On the 9th of December, the Police Academy hosted an innovation day for police personnel to find out about current and future technological innovations that are of interest to law enforcement. Among these were computer vision applications for surveillance, eagle-drone interaction and R3D3. Kasper van Zon of VicarVision, Pascale van de Ven from the department of Robotics and Mechatronics, and Jeroen Linssen from the department of Human Media Interaction of the University of Twente gave a demo of the first fully integrated prototype of R3D3.
This prototype consisted of a life-size robot, which features the head of EyePi, previously developed at RAM (a different research group within the University of Twente), a Kinect for computer vision, and a virtual human. Regrettably, we didn’t get around to attaching a tablet in between the big robot’s hands, as intended. Still, the prototype was able to perform several key functions:
• Detect people and their characteristics, using computer vision
• Pick up and transform people’s speech to text using automated speech recognition (ASR)
• Control the behavior of the robot: head movements, emoting, arm movement
• Control the behavior of the virtual human: speaking, emoting
• Match questions of people to relevant answers
We wrote a small database consisting of question-answer pairs about the R3D3 project and the technologies involved. In this demo, people could interact with R3D3 by talking to it in Dutch, which would be recognized as one of the questions in its database. Then, the virtual human responded with a matching answer; or, if a question was not recognized, she replied by asking the person to rephrase that question.
Overall, reactions were positive: visitors were intrigued by all the work that went into creating this combination of technologies. They inspected how the robot head moved, what VicarVision’s computer vision told them about their appearance, and how the virtual human responded and tried to understand what they said. This was a challenge at times, especially with the crowded environment in which multiple demos were showcased. Still, the virtual human was able to give a correct response with the first attempt half of the time.
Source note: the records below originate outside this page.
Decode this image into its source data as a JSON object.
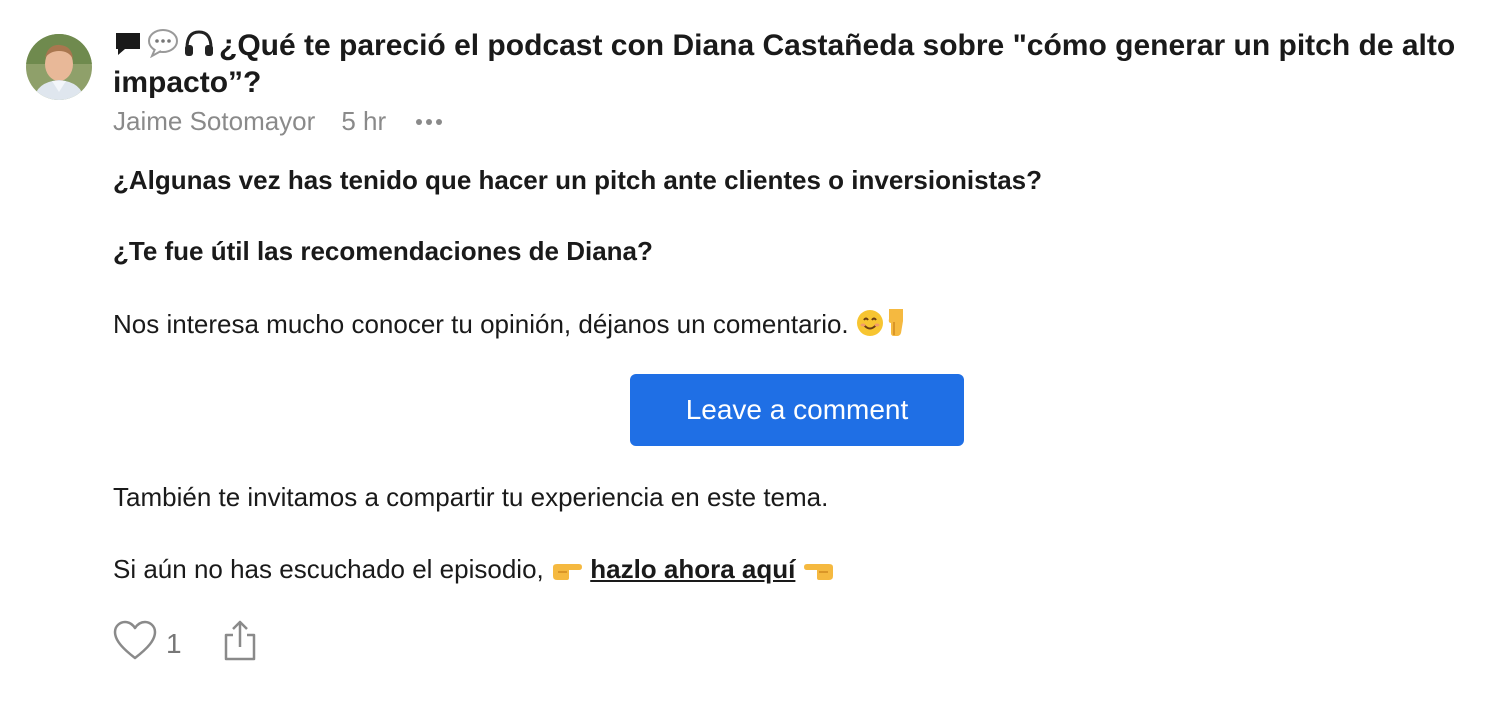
{
  "post": {
    "title": "¿Qué te pareció el podcast con Diana Castañeda sobre \"cómo generar un pitch de alto impacto”?",
    "title_icons": [
      "speech-bubble-black-icon",
      "speech-bubble-white-icon",
      "headphones-icon"
    ],
    "author": "Jaime Sotomayor",
    "time_ago": "5 hr"
  },
  "content": {
    "question1": "¿Algunas vez has tenido que hacer un pitch ante clientes o inversionistas?",
    "question2": "¿Te fue útil las recomendaciones de Diana?",
    "invite_comment": "Nos interesa mucho conocer tu opinión, déjanos un comentario.",
    "invite_comment_emojis": [
      "smiling-face-icon",
      "pointing-down-icon"
    ],
    "cta_label": "Leave a comment",
    "share_experience": "También te invitamos a compartir tu experiencia en este tema.",
    "listen_prefix": "Si aún no has escuchado el episodio,",
    "listen_link": "hazlo ahora aquí",
    "listen_emojis": [
      "pointing-right-icon",
      "pointing-left-icon"
    ]
  },
  "actions": {
    "like_count": "1"
  },
  "colors": {
    "accent": "#1f6fe5",
    "text": "#1a1a1a",
    "muted": "#8a8a8a"
  }
}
The dialogues we wrote were still very limited in nature, leading to short interactions. This is something we will address in the coming quarter, expanding the dialogue model and diversifying the possible interactions. Furthermore, we will integrate the computer vision in the dialogue model to a larger extent and perform another iteration of the robot/virtual human duo design.